How much do nurses get paid? The question is an appropriate one, especially for the potential nursing student who is shocked at the cost of a nursing degree, and who may be musing about the long-term payoff. The following survey helps to answer the question, “how much do nurses get paid?” as well as explain the how and why.
The following salaries represent the averages in these major American cities.
New York: $52,988-$76,544
- Denver: $48,500-$62,620
Los Angeles: $49,810-$73,596
When Demand is High and Supply Is Low
Nurses are in high demand. It is common to call the healthcare industry one of the “recession-proof” industries, and it’s true. Illness has never been and will never be totally eradicated. As long as there are people, there will be sick people. And as long as there are sick people, there will be others who attempt to heal and care for them. As the baby boomer generation ages, and as many of the baby boomer healthcare providers phase into post-career lifestyles, the need for new healthcare providers is more acute than ever. The healthcare industry is undergoing vast changes, and the supply of healthcare providers has not been able to keep up with the demand. Like any market situation, the healthcare industry has responded, creating a higher pay scale for those who are able to provide the necessary healthcare. Thus, nurse’s salaries are among the highest available for recently-graduated college students.
Increasing a Nurse’s Salary
Although the general salary for nurses is high, there are ways that RNs can improve their earning power. One way is to earn more education.

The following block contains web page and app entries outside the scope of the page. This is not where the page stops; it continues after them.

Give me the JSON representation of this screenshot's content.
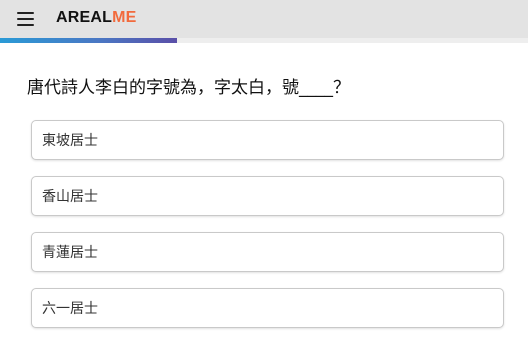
{
  "header": {
    "logo_main": "AREAL",
    "logo_accent": "ME",
    "accent_color": "#f26a3c",
    "menu_icon": "hamburger-menu-icon"
  },
  "progress": {
    "fraction": 0.335
  },
  "quiz": {
    "question": "唐代詩人李白的字號為，字太白，號____？",
    "options": [
      {
        "label": "東坡居士"
      },
      {
        "label": "香山居士"
      },
      {
        "label": "青蓮居士"
      },
      {
        "label": "六一居士"
      }
    ]
  }
}
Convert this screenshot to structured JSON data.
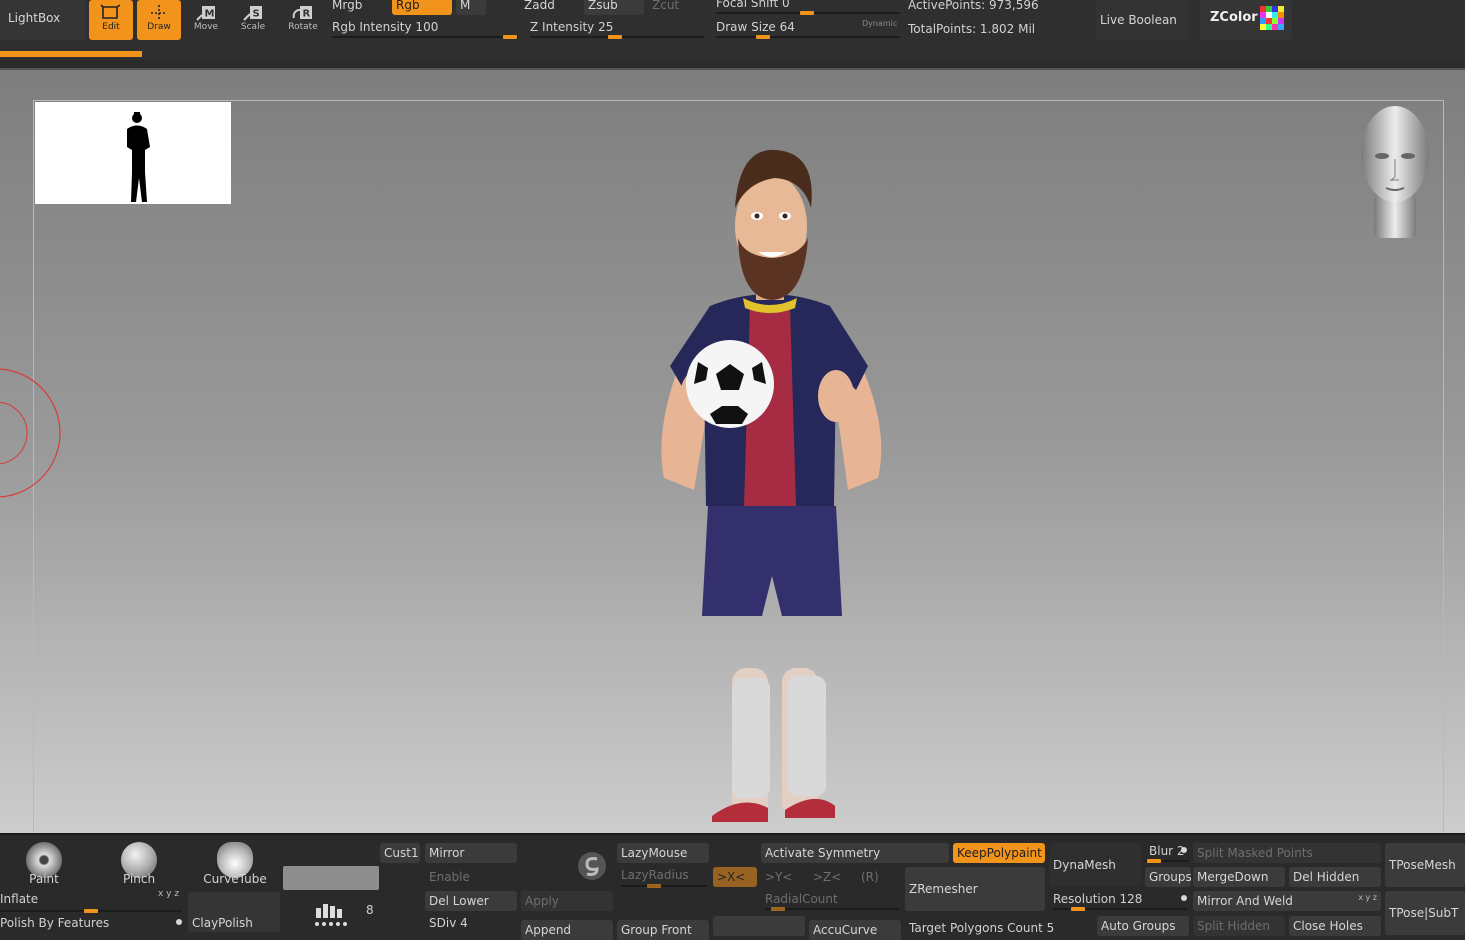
{
  "top": {
    "lightbox": "LightBox",
    "tools": [
      {
        "label": "Edit",
        "icon": "edit-icon",
        "active": true
      },
      {
        "label": "Draw",
        "icon": "draw-icon",
        "active": true
      },
      {
        "label": "Move",
        "icon": "move-icon",
        "active": false
      },
      {
        "label": "Scale",
        "icon": "scale-icon",
        "active": false
      },
      {
        "label": "Rotate",
        "icon": "rotate-icon",
        "active": false
      }
    ],
    "mrgb": "Mrgb",
    "rgb": "Rgb",
    "m": "M",
    "rgb_intensity": "Rgb Intensity 100",
    "zadd": "Zadd",
    "zsub": "Zsub",
    "zcut": "Zcut",
    "z_intensity": "Z Intensity 25",
    "focal_shift": "Focal Shift 0",
    "draw_size": "Draw Size 64",
    "dynamic": "Dynamic",
    "active_points": "ActivePoints: 973,596",
    "total_points": "TotalPoints: 1.802 Mil",
    "live_boolean": "Live Boolean",
    "zcolor": "ZColor",
    "accent": "#f2931c"
  },
  "canvas": {
    "head_icon": "navigation-head-icon",
    "thumbnail_icon": "silhouette-thumbnail-icon"
  },
  "bottom": {
    "brushes": [
      {
        "label": "Paint"
      },
      {
        "label": "Pinch"
      },
      {
        "label": "CurveTube"
      }
    ],
    "inflate": "Inflate",
    "xyz": "x y z",
    "polish_by_features": "Polish By Features",
    "claypolish": "ClayPolish",
    "stroke_count": "8",
    "cust1": "Cust1",
    "mirror": "Mirror",
    "enable": "Enable",
    "del_lower": "Del Lower",
    "apply": "Apply",
    "sdiv": "SDiv 4",
    "append": "Append",
    "group_front": "Group Front",
    "lazymouse": "LazyMouse",
    "lazyradius": "LazyRadius",
    "activate_symmetry": "Activate Symmetry",
    "x_axis": ">X<",
    "y_axis": ">Y<",
    "z_axis": ">Z<",
    "r_axis": "(R)",
    "radialcount": "RadialCount",
    "accucurve": "AccuCurve",
    "keeppolypaint": "KeepPolypaint",
    "zremesher": "ZRemesher",
    "target_polygons": "Target Polygons Count 5",
    "dynamesh": "DynaMesh",
    "resolution": "Resolution 128",
    "blur": "Blur 2",
    "groups": "Groups",
    "auto_groups": "Auto Groups",
    "split_masked": "Split Masked Points",
    "mergedown": "MergeDown",
    "del_hidden": "Del Hidden",
    "mirror_and_weld": "Mirror And Weld",
    "split_hidden": "Split Hidden",
    "close_holes": "Close Holes",
    "tposemesh": "TPoseMesh",
    "tpose_subt": "TPose|SubT"
  }
}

Nursing education does not need to end at the RN, and nurses who earn more education, earn more money, considerably more. Additionally, rising in the ranks of nursing staff also increases one’s salary. Gaining management responsibility is a guaranteed way of increasing one’s compensation.
The answer to the question, “how much do nurses get paid?” is a pleasing one. But like all careers, good pay comes as a result as good, hard work.